Conjunctive-Use Optimization Modeling of the Mississippi River Valley Alluvial Aquifer: Evaluation of Groundwater Sustainable Yield

Author(s): Czarnecki, J.

The Mississippi River Valley alluvial aquifer (the alluvial aquifer) is a water-bearing assemblage of gravels and sands that underlies about 32,000 square miles of Missouri, Kentucky, Tennessee, Mississippi, Louisiana, and Arkansas. The alluvial aquifer ranks third among the most productive aquifers in the United States. In 2000, more than 9 billion gallons per day of water were pumped from the alluvial aquifer by more than 45,000 wells, primarily for irrigation and for fish farming. Since the widespread agricultural use of the aquifer began, several large cones of depression have formed in the potentiometric surface, resulting in lower well yields and degraded water quality in some areas.

Conjunctive-use optimization modeling was done to assist water managers and planners by estimating the maximum amount of groundwater that hypothetically could be withdrawn from alluvial wells and from hydraulically connected streams without violating hydraulic-head or streamflow constraints. Optimization models showed that continued pumping at 1997 rates are unsustainable without violating head constraints imposed as a part of Arkansas’s Critical Groundwater Area criteria. Streamflow constraints specified within the model were based partly on minimum flow requirements for maintaining either navigation requirements, water quality, or fish habitat. Continuously pumping at 1997 rates resulted in water levels dropping below the hydraulic-head constraints (either half the aquifer thickness or 30 feet of saturated thickness), making those rates unsustainable. Optimized sustainable pumping was obtained such that water levels were maintained at or above the hydraulic-head constraints, and streamflow was maintained at or above minimum flow requirements. No single value of groundwater sustainable yield exists, as it depends on the specification of water-level and streamflow constraints, and the specification of potential groundwater and stream-withdrawal locations and their maximum allowable withdrawal rates.


Technical Presentations

  • Delta Water Quality
  • Delta Water and Agriculture
  • Wetlands
  • Water Quality
  • Sediments
  • Non-Point
  • Management and Sustainability
  • Wood Treatment
  • Modeling
  • Soil and Water Treatment


Responsible Site Design: Implementing Innovative Stormwater Management Strategies

The primary goal of the workshop is to create a dynamic learning experience that examines the role of stormwater management in the built environment. The workshop will focus on integrating ecologically sound water management approaches into site design. After the workshop, attendees will be familiar with the following concepts and technical issues:
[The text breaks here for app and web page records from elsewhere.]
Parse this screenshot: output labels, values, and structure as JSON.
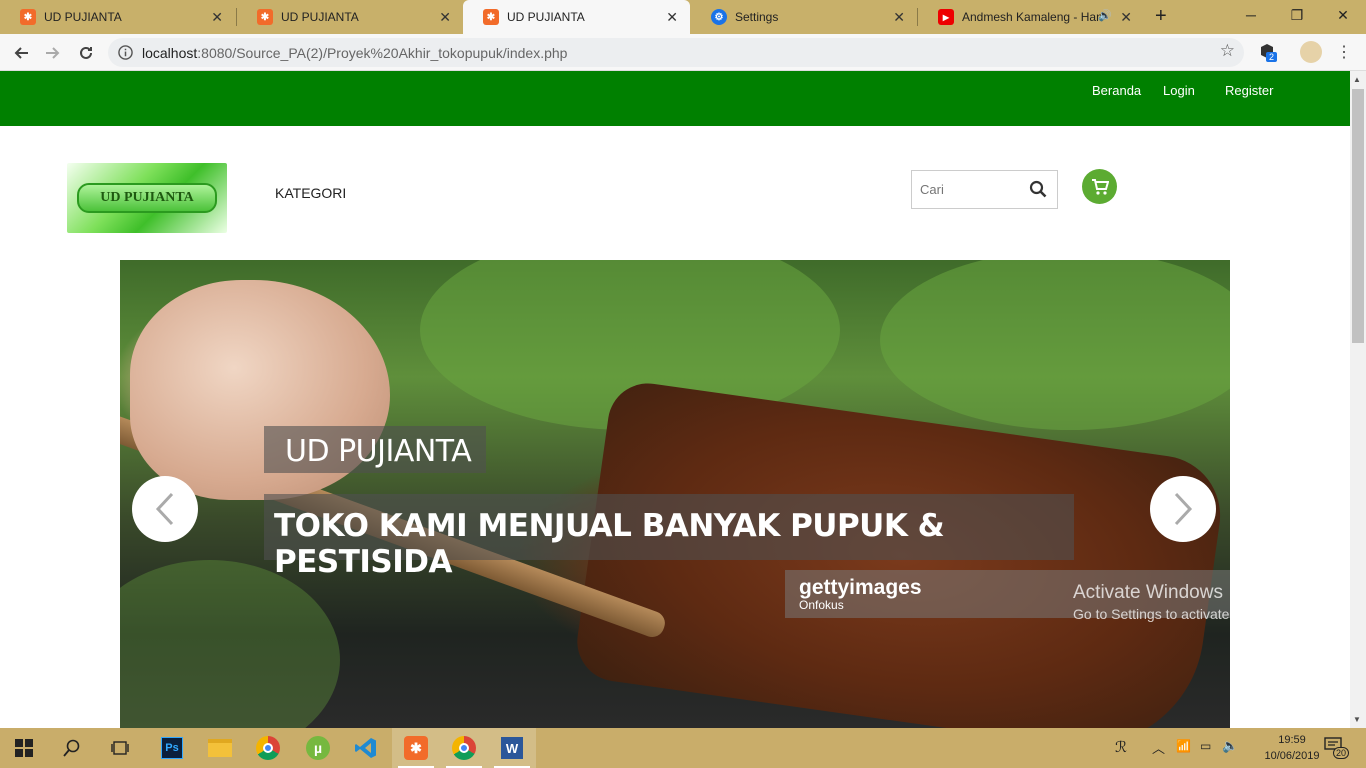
{
  "browser": {
    "tabs": [
      {
        "title": "UD PUJIANTA",
        "icon": "xampp-icon",
        "active": false
      },
      {
        "title": "UD PUJIANTA",
        "icon": "xampp-icon",
        "active": false
      },
      {
        "title": "UD PUJIANTA",
        "icon": "xampp-icon",
        "active": true
      },
      {
        "title": "Settings",
        "icon": "gear-icon",
        "active": false
      },
      {
        "title": "Andmesh Kamaleng - Han",
        "icon": "youtube-icon",
        "active": false
      }
    ],
    "new_tab": "+",
    "url_host": "localhost",
    "url_path": ":8080/Source_PA(2)/Proyek%20Akhir_tokopupuk/index.php",
    "extension_badge": "2",
    "window_controls": {
      "minimize": "─",
      "restore": "❐",
      "close": "✕"
    }
  },
  "site": {
    "topnav": {
      "links": [
        "Beranda",
        "Login",
        "Register"
      ],
      "color": "#008000"
    },
    "logo_text": "UD PUJIANTA",
    "kategori": "KATEGORI",
    "search_placeholder": "Cari",
    "cart_color": "#5cab32"
  },
  "carousel": {
    "caption_title": "UD PUJIANTA",
    "caption_text": "TOKO KAMI MENJUAL BANYAK PUPUK & PESTISIDA",
    "watermark_brand": "gettyimages",
    "watermark_credit": "Onfokus",
    "prev": "‹",
    "next": "›"
  },
  "activation": {
    "line1": "Activate Windows",
    "line2": "Go to Settings to activate Windows."
  },
  "taskbar": {
    "apps": [
      "windows-start-icon",
      "search-icon",
      "task-view-icon",
      "photoshop-icon",
      "file-explorer-icon",
      "chrome-icon",
      "utorrent-icon",
      "vscode-icon",
      "xampp-icon",
      "chrome-icon",
      "word-icon"
    ],
    "time": "19:59",
    "date": "10/06/2019",
    "notifications": "20"
  }
}
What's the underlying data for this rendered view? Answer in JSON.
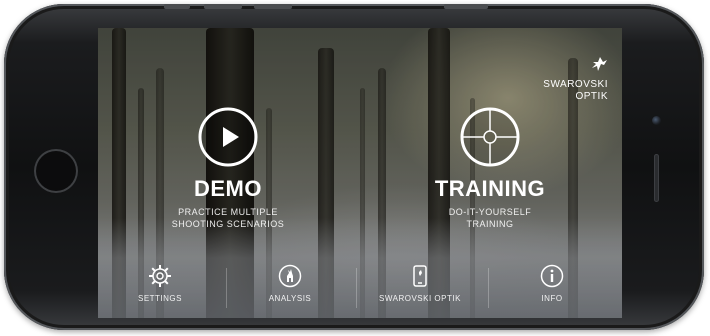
{
  "brand": {
    "line1": "SWAROVSKI",
    "line2": "OPTIK",
    "logo_icon": "hawk-logo-icon"
  },
  "actions": [
    {
      "id": "demo",
      "icon": "play-icon",
      "title": "DEMO",
      "subtitle_line1": "PRACTICE MULTIPLE",
      "subtitle_line2": "SHOOTING SCENARIOS"
    },
    {
      "id": "training",
      "icon": "crosshair-icon",
      "title": "TRAINING",
      "subtitle_line1": "DO-IT-YOURSELF",
      "subtitle_line2": "TRAINING"
    }
  ],
  "nav": [
    {
      "id": "settings",
      "icon": "gear-icon",
      "label": "SETTINGS"
    },
    {
      "id": "analysis",
      "icon": "animal-icon",
      "label": "ANALYSIS"
    },
    {
      "id": "swarovski-optik",
      "icon": "phone-icon",
      "label": "SWAROVSKI OPTIK"
    },
    {
      "id": "info",
      "icon": "info-icon",
      "label": "INFO"
    }
  ],
  "colors": {
    "text": "#ffffff",
    "phone_body": "#101112",
    "screen_bg": "#5e6054"
  }
}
  • Knowledge of the stormwater treatment chain
  • Knowledge of the impact of land use codes on stormwater management
  • Application of a design process that mitigates the effects of stormwater on-site
  • Knowledge of the relationship between land use codes and design for innovative stormwater management


For information contact:
Jessie Schmidt
Box 9680
Mississippi State, MS 39762